Here is my question:  I am going to stick around and work like I have been for the next few weeks until I hear from the appropriate people that I am terminated.  Unless nothing short of a miracle happens, I will get the ax.  If I choose to go to another firm, will they come after me for the 65K or so even if I am terminated?  The language of the contract looks to me that they might be able to (but I did not have a previous career in law.)  If not, and I am only charged for the "training costs for my S7 & S66" and retain an attorney, will they settle for less than the 10K or so that I have heard is the norm?  (I am getting an attorney--not too many securities attorneys where I live, but I am shopping.)  I know there is another post somewhere on this forum that is similar, but the info is a bit piecy and I am just looking for an answer all in one place. 
 
Thanks in advance!
 
Jun 4, 2009 4:33 pm

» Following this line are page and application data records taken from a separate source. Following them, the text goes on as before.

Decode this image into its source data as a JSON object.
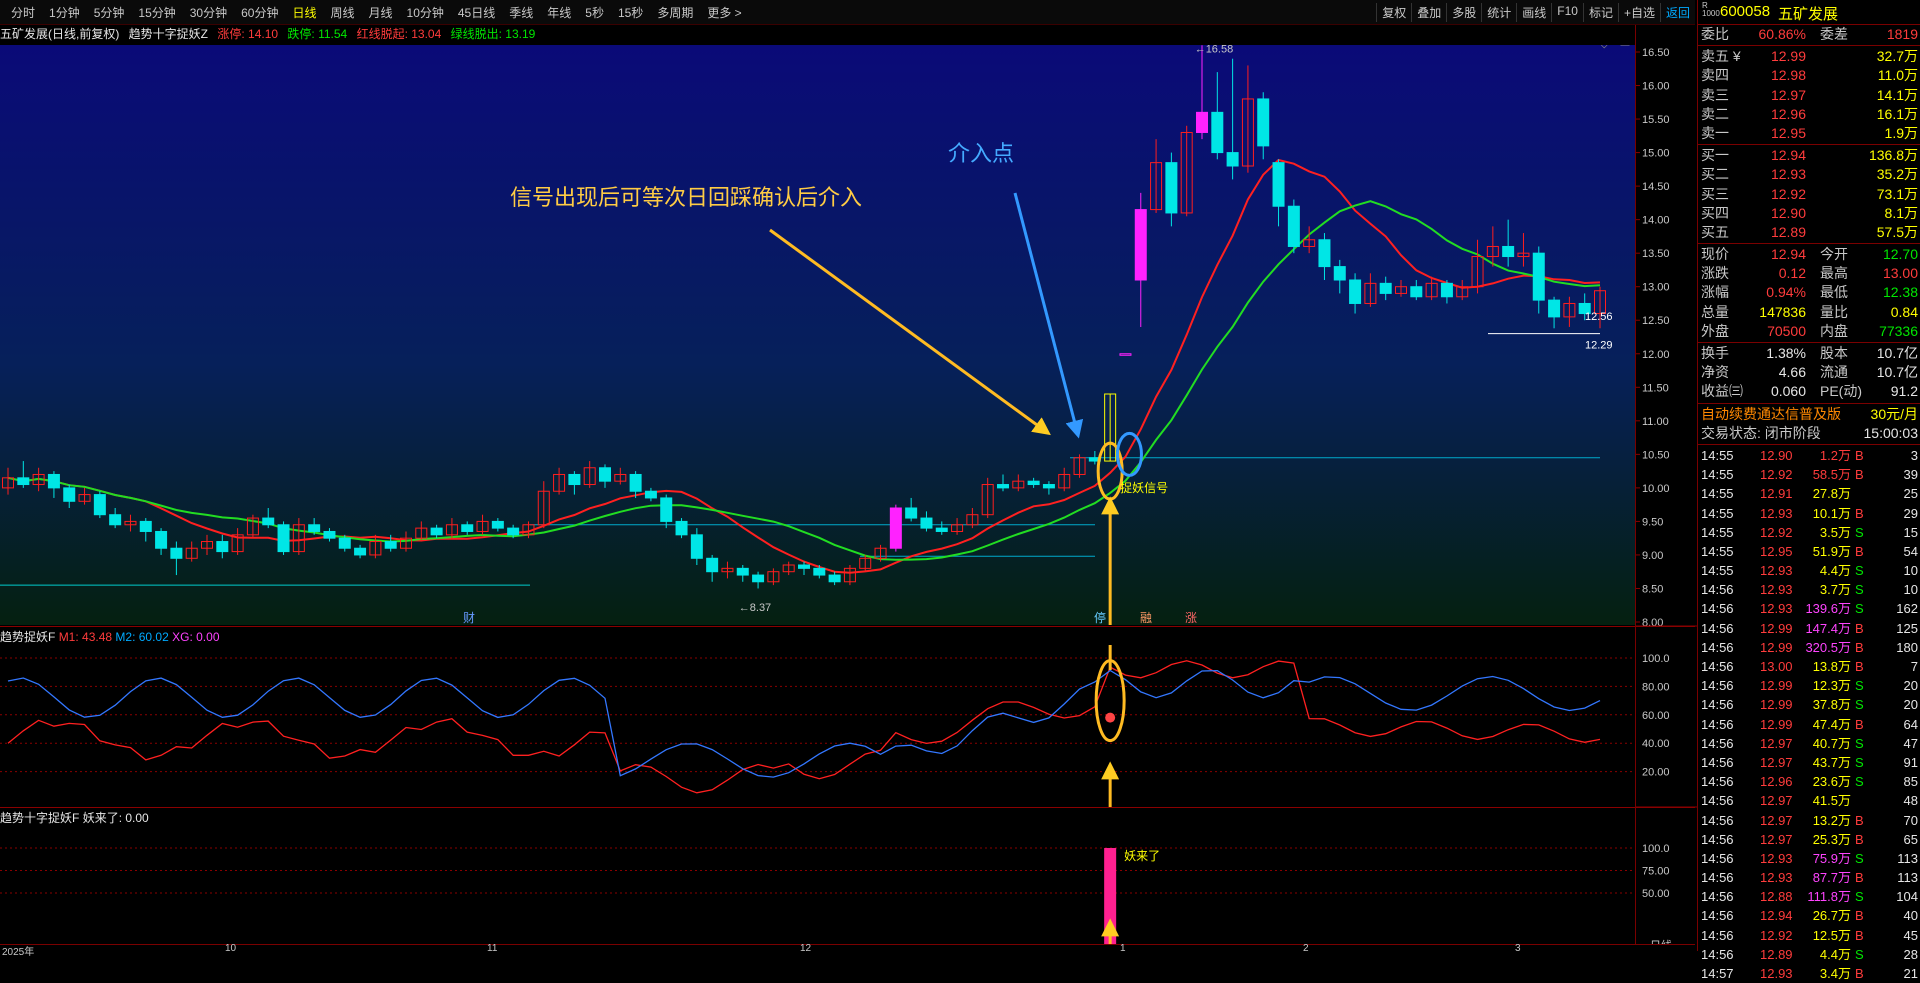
{
  "toolbar": {
    "periods": [
      "分时",
      "1分钟",
      "5分钟",
      "15分钟",
      "30分钟",
      "60分钟",
      "日线",
      "周线",
      "月线",
      "10分钟",
      "45日线",
      "季线",
      "年线",
      "5秒",
      "15秒",
      "多周期",
      "更多 >"
    ],
    "active_period": "日线",
    "right_tools": [
      "复权",
      "叠加",
      "多股",
      "统计",
      "画线",
      "F10",
      "标记",
      "+自选",
      "返回"
    ]
  },
  "main_header": {
    "stock": "五矿发展(日线,前复权)",
    "indicator": "趋势十字捉妖Z",
    "zt_label": "涨停: 14.10",
    "dt_label": "跌停: 11.54",
    "red_label": "红线脱起: 13.04",
    "green_label": "绿线脱出: 13.19"
  },
  "annotations": {
    "text1": "信号出现后可等次日回踩确认后介入",
    "text2": "介入点",
    "signal_label": "捉妖信号",
    "low_label": "←8.37",
    "high_label": "←16.58",
    "price_1256": "12.56",
    "price_1229": "12.29",
    "marker_cai": "财",
    "marker_ting": "停",
    "marker_rong": "融",
    "marker_zhang": "涨",
    "yao_label": "妖来了"
  },
  "main_axis": [
    "16.50",
    "16.00",
    "15.50",
    "15.00",
    "14.50",
    "14.00",
    "13.50",
    "13.00",
    "12.50",
    "12.00",
    "11.50",
    "11.00",
    "10.50",
    "10.00",
    "9.50",
    "9.00",
    "8.50",
    "8.00"
  ],
  "pane2": {
    "name": "趋势捉妖F",
    "m1": "M1: 43.48",
    "m2": "M2: 60.02",
    "xg": "XG: 0.00",
    "axis": [
      "100.0",
      "80.00",
      "60.00",
      "40.00",
      "20.00"
    ]
  },
  "pane3": {
    "name": "趋势十字捉妖F",
    "value": "妖来了: 0.00",
    "axis": [
      "100.0",
      "75.00",
      "50.00"
    ]
  },
  "time_axis": [
    "2025年",
    "10",
    "11",
    "12",
    "1",
    "2",
    "3"
  ],
  "quote": {
    "code": "600058",
    "name": "五矿发展",
    "ratio_label": "委比",
    "ratio": "60.86%",
    "diff_label": "委差",
    "diff": "1819",
    "asks": [
      {
        "label": "卖五 ¥",
        "price": "12.99",
        "vol": "32.7万"
      },
      {
        "label": "卖四",
        "price": "12.98",
        "vol": "11.0万"
      },
      {
        "label": "卖三",
        "price": "12.97",
        "vol": "14.1万"
      },
      {
        "label": "卖二",
        "price": "12.96",
        "vol": "16.1万"
      },
      {
        "label": "卖一",
        "price": "12.95",
        "vol": "1.9万"
      }
    ],
    "bids": [
      {
        "label": "买一",
        "price": "12.94",
        "vol": "136.8万"
      },
      {
        "label": "买二",
        "price": "12.93",
        "vol": "35.2万"
      },
      {
        "label": "买三",
        "price": "12.92",
        "vol": "73.1万"
      },
      {
        "label": "买四",
        "price": "12.90",
        "vol": "8.1万"
      },
      {
        "label": "买五",
        "price": "12.89",
        "vol": "57.5万"
      }
    ],
    "stats": [
      {
        "l1": "现价",
        "v1": "12.94",
        "l2": "今开",
        "v2": "12.70",
        "c1": "red",
        "c2": "green"
      },
      {
        "l1": "涨跌",
        "v1": "0.12",
        "l2": "最高",
        "v2": "13.00",
        "c1": "red",
        "c2": "red"
      },
      {
        "l1": "涨幅",
        "v1": "0.94%",
        "l2": "最低",
        "v2": "12.38",
        "c1": "red",
        "c2": "green"
      },
      {
        "l1": "总量",
        "v1": "147836",
        "l2": "量比",
        "v2": "0.84",
        "c1": "yellow",
        "c2": "yellow"
      },
      {
        "l1": "外盘",
        "v1": "70500",
        "l2": "内盘",
        "v2": "77336",
        "c1": "red",
        "c2": "green"
      }
    ],
    "stats2": [
      {
        "l1": "换手",
        "v1": "1.38%",
        "l2": "股本",
        "v2": "10.7亿"
      },
      {
        "l1": "净资",
        "v1": "4.66",
        "l2": "流通",
        "v2": "10.7亿"
      },
      {
        "l1": "收益㈢",
        "v1": "0.060",
        "l2": "PE(动)",
        "v2": "91.2"
      }
    ],
    "promo": "自动续费通达信普及版",
    "promo_price": "30元/月",
    "status_label": "交易状态: 闭市阶段",
    "status_time": "15:00:03",
    "ticks": [
      [
        "14:55",
        "12.90",
        "1.2万",
        "B",
        "3",
        "red",
        "red"
      ],
      [
        "14:55",
        "12.92",
        "58.5万",
        "B",
        "39",
        "red",
        "red"
      ],
      [
        "14:55",
        "12.91",
        "27.8万",
        "",
        "25",
        "red",
        "yellow"
      ],
      [
        "14:55",
        "12.93",
        "10.1万",
        "B",
        "29",
        "red",
        "yellow"
      ],
      [
        "14:55",
        "12.92",
        "3.5万",
        "S",
        "15",
        "red",
        "yellow"
      ],
      [
        "14:55",
        "12.95",
        "51.9万",
        "B",
        "54",
        "red",
        "yellow"
      ],
      [
        "14:55",
        "12.93",
        "4.4万",
        "S",
        "10",
        "red",
        "yellow"
      ],
      [
        "14:56",
        "12.93",
        "3.7万",
        "S",
        "10",
        "red",
        "yellow"
      ],
      [
        "14:56",
        "12.93",
        "139.6万",
        "S",
        "162",
        "red",
        "mag"
      ],
      [
        "14:56",
        "12.99",
        "147.4万",
        "B",
        "125",
        "red",
        "mag"
      ],
      [
        "14:56",
        "12.99",
        "320.5万",
        "B",
        "180",
        "red",
        "mag"
      ],
      [
        "14:56",
        "13.00",
        "13.8万",
        "B",
        "7",
        "red",
        "yellow"
      ],
      [
        "14:56",
        "12.99",
        "12.3万",
        "S",
        "20",
        "red",
        "yellow"
      ],
      [
        "14:56",
        "12.99",
        "37.8万",
        "S",
        "20",
        "red",
        "yellow"
      ],
      [
        "14:56",
        "12.99",
        "47.4万",
        "B",
        "64",
        "red",
        "yellow"
      ],
      [
        "14:56",
        "12.97",
        "40.7万",
        "S",
        "47",
        "red",
        "yellow"
      ],
      [
        "14:56",
        "12.97",
        "43.7万",
        "S",
        "91",
        "red",
        "yellow"
      ],
      [
        "14:56",
        "12.96",
        "23.6万",
        "S",
        "85",
        "red",
        "yellow"
      ],
      [
        "14:56",
        "12.97",
        "41.5万",
        "",
        "48",
        "red",
        "yellow"
      ],
      [
        "14:56",
        "12.97",
        "13.2万",
        "B",
        "70",
        "red",
        "yellow"
      ],
      [
        "14:56",
        "12.97",
        "25.3万",
        "B",
        "65",
        "red",
        "yellow"
      ],
      [
        "14:56",
        "12.93",
        "75.9万",
        "S",
        "113",
        "red",
        "mag"
      ],
      [
        "14:56",
        "12.93",
        "87.7万",
        "B",
        "113",
        "red",
        "mag"
      ],
      [
        "14:56",
        "12.88",
        "111.8万",
        "S",
        "104",
        "red",
        "mag"
      ],
      [
        "14:56",
        "12.94",
        "26.7万",
        "B",
        "40",
        "red",
        "yellow"
      ],
      [
        "14:56",
        "12.92",
        "12.5万",
        "B",
        "45",
        "red",
        "yellow"
      ],
      [
        "14:56",
        "12.89",
        "4.4万",
        "S",
        "28",
        "red",
        "yellow"
      ],
      [
        "14:57",
        "12.93",
        "3.4万",
        "B",
        "21",
        "red",
        "yellow"
      ]
    ],
    "footer_label": "日线"
  }
}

The cold fact is you no other full service firm will take you if you are cut for sub par production. Jones has the lowest sales goals in the industry. Sorry, but those are the facts. Consider another line of work or maybe a call center type job for a firm.

Jun 4, 2009 8:25 pm

If you get axed you are free to go wherever you want. Even if you quit you will not have to pay the 75k they will threaten you with. If you are that close to being fired, read the paper in your office until they fire you and then go work elsewhere. Just because you haven't been able to sell mutual funds and 30 yr bonds, door to door in 2008/2009, during the worst stock market in history doesn't mean you can't succeed in this business. There are other options.

Jun 4, 2009 9:04 pm
Open4Suggestions:

Hello,

 
I've been lurking a bit, have learned a lot, but have a specific question.  I work for a firm that is the hot topic around here most of the time.  I suppose I stupidly signed my contract without understanding the full weight of the non-compete clause.  Took the "opportunity" during intitial few weeks to work in a town that in reality does not have to capital for a second branch (many issues could be argued here--maybe I didn't DK enough, wasn't stealthy enough to take clients from the competition, the list could go on and on, however, that is not the issue I am wanting to get answers on here.)  Bottom line, I am not meeting numbers in the commissions column, so I will be let go.  I have already heard the "think about it and let me know tomorrow if this is something you want to keep trying to do," and I swiftly responded to the person I was chatting with that I was not resigning, a three year non-compete was a long time and a lot could happen in three years, and it was quite possible that I would go to the competition.  There's the background. 
 
Here is my question:  I am going to stick around and work like I have been for the next few weeks until I hear from the appropriate people that I am terminated.  Unless nothing short of a miracle happens, I will get the ax.  If I choose to go to another firm, will they come after me for the 65K or so even if I am terminated?  The language of the contract looks to me that they might be able to (but I did not have a previous career in law.)  If not, and I am only charged for the "training costs for my S7 & S66" and retain an attorney, will they settle for less than the 10K or so that I have heard is the norm?  (I am getting an attorney--not too many securities attorneys where I live, but I am shopping.)  I know there is another post somewhere on this forum that is similar, but the info is a bit piecy and I am just looking for an answer all in one place. 
 
Thanks in advance!
 



Isn't working like you "have been" the problem?

Jun 8, 2009 12:29 am

Normally you will not have to pay anything if they fire you, but if there is some uncertainty ask an attorney for help.  It may be worth the $300.  Some of the advisors I spoke to from ML did not have to pay anything when they were terminated.  Also was this $65K a draw or a salary... They have two very different meaning in the eyes of the courts.  If it is a draw, then it is essentially a loan.  Here you may have to pay it back.

Also think about one of the other posts... if you do not have some assets it will be hard for someone to pick you up.  If someone does, you will be in the same situation.  No easy answer. 

Good Luck.
ash
www.FAfreedom.com&nbsp; - The Breakaway Experts
609-945-7100 x 101